### Aim of the exercise
From the listing below, pick out each line with the word "JSON".
******************************
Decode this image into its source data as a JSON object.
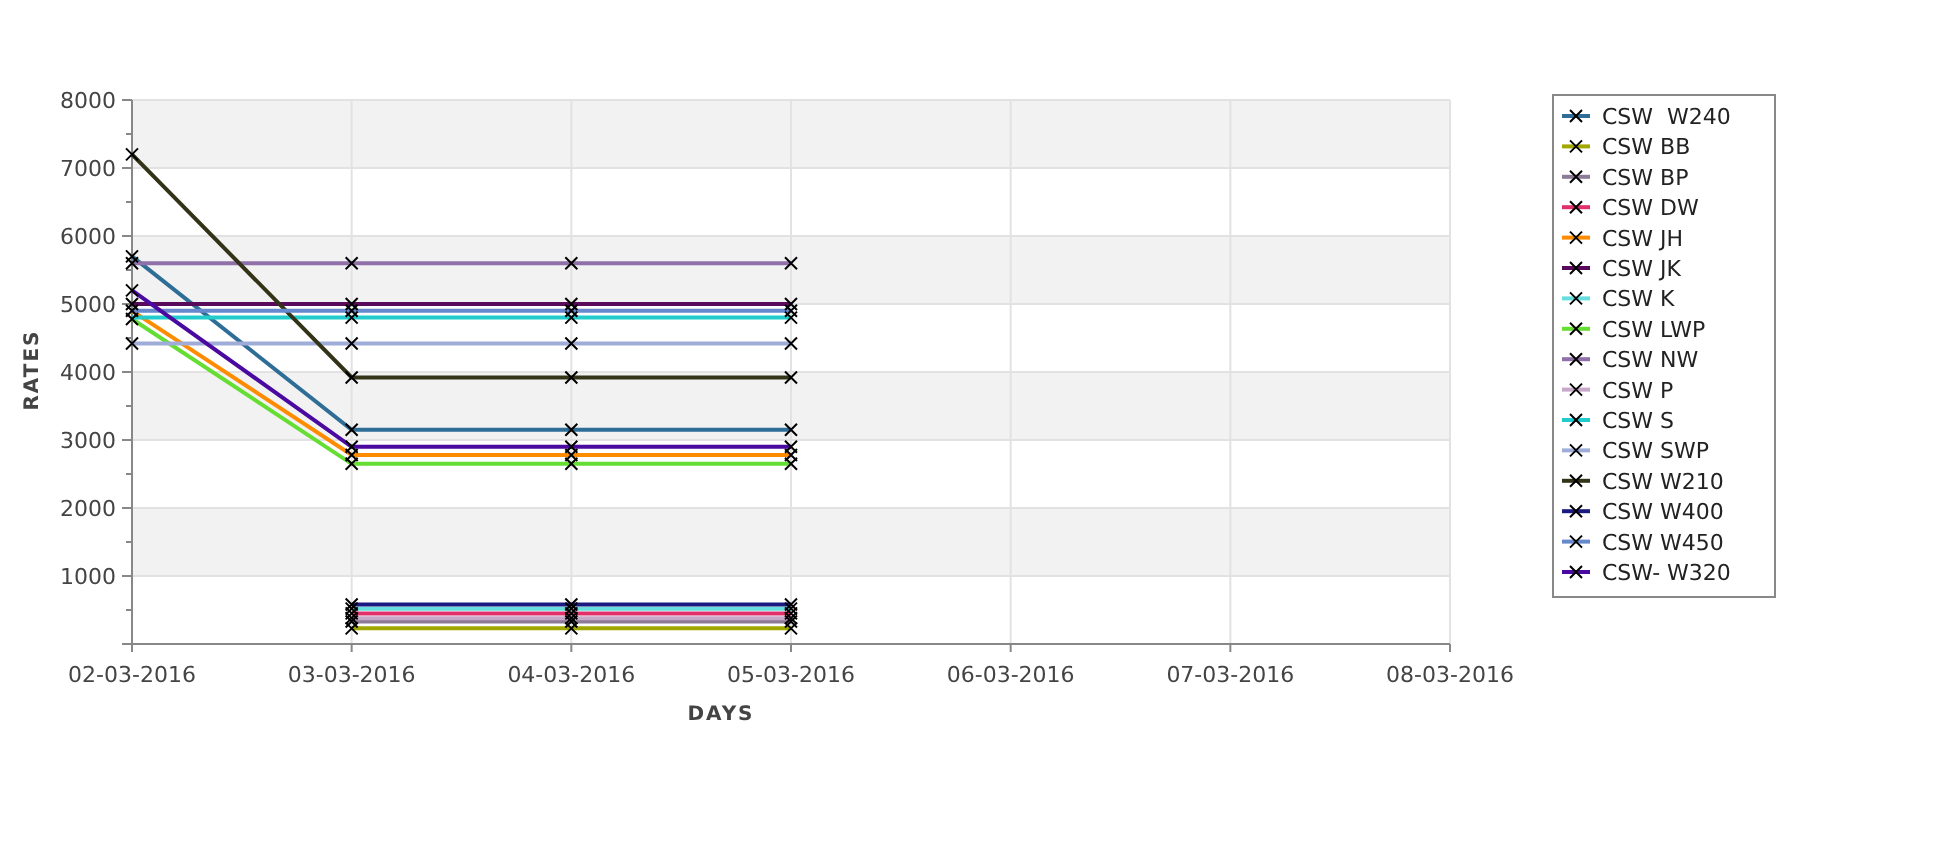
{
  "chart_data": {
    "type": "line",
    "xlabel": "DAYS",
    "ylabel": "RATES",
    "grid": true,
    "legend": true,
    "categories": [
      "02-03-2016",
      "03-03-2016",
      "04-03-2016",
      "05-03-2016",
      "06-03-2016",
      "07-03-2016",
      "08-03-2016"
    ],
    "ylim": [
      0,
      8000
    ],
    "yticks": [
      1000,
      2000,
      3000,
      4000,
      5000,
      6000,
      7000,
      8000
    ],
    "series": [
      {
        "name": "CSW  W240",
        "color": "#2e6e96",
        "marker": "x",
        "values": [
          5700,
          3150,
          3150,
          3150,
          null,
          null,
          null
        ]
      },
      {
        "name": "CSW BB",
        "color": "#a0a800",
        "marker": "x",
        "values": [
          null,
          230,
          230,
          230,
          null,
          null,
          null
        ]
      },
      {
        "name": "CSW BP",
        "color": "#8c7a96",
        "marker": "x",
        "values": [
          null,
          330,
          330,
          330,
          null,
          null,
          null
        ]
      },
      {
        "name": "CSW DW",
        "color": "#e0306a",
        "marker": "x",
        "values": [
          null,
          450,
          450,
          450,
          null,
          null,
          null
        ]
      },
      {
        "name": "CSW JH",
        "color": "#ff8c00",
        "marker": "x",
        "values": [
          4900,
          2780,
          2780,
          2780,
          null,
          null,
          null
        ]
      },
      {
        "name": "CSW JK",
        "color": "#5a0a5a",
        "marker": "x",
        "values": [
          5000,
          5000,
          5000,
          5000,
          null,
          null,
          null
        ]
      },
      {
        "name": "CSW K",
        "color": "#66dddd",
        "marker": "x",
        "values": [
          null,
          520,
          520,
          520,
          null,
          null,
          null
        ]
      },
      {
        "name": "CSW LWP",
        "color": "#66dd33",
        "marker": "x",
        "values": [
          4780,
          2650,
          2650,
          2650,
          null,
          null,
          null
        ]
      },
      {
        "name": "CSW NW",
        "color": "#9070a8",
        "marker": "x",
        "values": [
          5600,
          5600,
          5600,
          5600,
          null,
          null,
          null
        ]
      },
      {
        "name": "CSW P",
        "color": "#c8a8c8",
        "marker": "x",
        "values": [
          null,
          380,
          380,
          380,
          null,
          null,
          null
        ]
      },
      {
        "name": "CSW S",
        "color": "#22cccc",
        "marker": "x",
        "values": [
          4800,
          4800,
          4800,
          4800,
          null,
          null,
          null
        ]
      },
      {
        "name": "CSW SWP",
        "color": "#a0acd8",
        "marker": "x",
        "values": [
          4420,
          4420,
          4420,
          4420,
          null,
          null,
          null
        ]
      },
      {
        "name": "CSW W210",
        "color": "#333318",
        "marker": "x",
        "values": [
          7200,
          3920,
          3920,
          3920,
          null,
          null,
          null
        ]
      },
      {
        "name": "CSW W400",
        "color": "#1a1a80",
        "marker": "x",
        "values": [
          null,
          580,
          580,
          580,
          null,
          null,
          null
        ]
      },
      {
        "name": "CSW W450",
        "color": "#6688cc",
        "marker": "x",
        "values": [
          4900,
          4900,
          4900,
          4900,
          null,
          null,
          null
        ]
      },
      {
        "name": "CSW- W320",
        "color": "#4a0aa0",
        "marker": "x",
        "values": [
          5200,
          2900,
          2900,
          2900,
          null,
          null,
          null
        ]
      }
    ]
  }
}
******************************
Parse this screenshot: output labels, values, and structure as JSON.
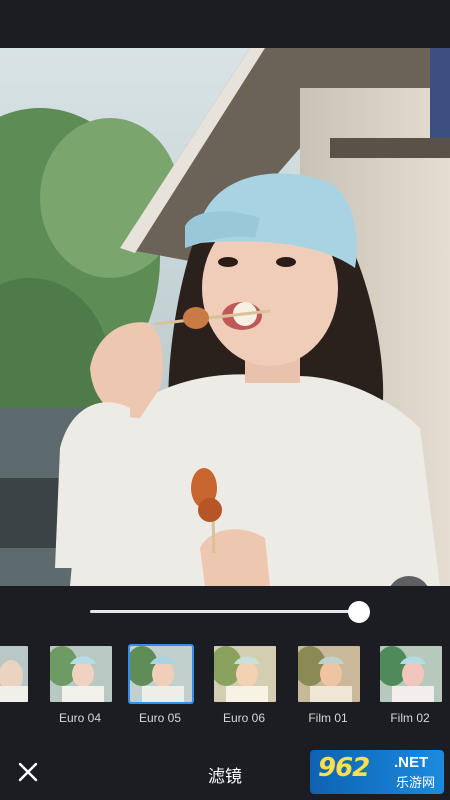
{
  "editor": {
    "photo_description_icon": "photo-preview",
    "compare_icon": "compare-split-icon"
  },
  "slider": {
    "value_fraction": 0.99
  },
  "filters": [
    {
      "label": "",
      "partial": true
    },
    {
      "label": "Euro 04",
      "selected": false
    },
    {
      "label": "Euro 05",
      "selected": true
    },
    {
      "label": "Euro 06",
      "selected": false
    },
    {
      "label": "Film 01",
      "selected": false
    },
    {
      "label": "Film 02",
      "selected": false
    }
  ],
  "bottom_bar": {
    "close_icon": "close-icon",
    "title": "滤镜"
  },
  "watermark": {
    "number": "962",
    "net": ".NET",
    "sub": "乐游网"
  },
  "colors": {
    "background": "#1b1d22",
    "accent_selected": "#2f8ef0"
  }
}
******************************
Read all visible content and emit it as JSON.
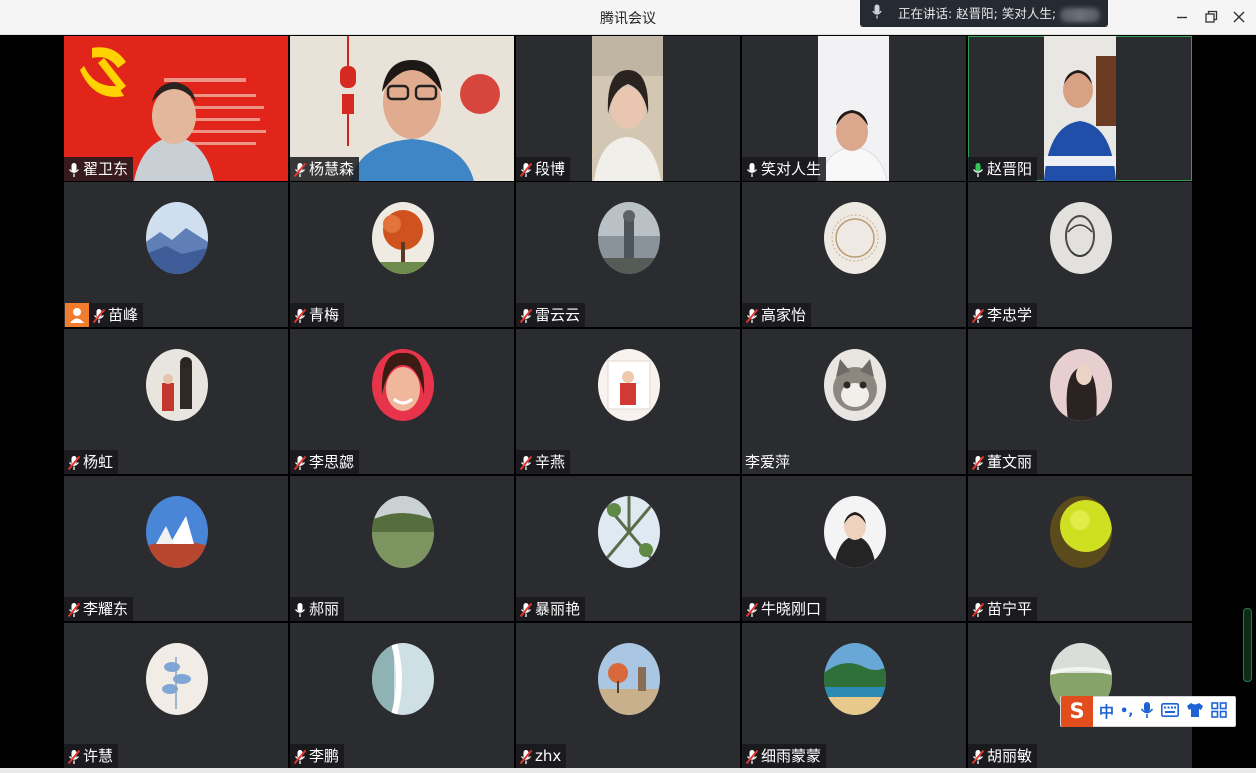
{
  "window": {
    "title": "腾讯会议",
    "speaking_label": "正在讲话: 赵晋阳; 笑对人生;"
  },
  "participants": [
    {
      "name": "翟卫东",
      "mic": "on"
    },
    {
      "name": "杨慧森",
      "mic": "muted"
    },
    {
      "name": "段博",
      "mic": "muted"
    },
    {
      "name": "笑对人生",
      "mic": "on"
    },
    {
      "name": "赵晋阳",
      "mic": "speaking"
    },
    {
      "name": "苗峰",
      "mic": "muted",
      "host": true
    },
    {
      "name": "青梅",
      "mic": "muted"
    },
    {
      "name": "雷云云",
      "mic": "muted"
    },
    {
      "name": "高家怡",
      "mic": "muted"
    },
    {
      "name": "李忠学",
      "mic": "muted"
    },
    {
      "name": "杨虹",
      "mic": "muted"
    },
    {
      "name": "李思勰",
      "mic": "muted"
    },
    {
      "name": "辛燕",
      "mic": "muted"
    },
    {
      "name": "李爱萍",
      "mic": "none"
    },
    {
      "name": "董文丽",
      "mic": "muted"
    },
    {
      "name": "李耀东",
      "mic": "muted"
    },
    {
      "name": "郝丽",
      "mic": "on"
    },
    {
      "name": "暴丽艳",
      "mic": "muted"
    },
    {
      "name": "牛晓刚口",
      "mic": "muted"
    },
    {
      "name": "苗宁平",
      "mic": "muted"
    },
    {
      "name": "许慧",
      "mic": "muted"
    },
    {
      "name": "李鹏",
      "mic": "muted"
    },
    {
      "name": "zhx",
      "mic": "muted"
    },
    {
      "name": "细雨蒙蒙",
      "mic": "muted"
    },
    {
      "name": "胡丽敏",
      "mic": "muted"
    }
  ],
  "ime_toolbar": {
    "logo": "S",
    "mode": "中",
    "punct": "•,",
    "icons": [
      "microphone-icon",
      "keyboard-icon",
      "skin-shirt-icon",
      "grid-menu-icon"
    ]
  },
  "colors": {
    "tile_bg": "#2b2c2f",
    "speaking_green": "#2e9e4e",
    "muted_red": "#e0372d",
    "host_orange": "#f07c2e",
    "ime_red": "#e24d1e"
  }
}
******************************
### Response to this exercise
Decode this image into its source data as a JSON object.
Parse this screenshot: output labels, values, and structure as JSON.
Read all visible content and emit it as JSON.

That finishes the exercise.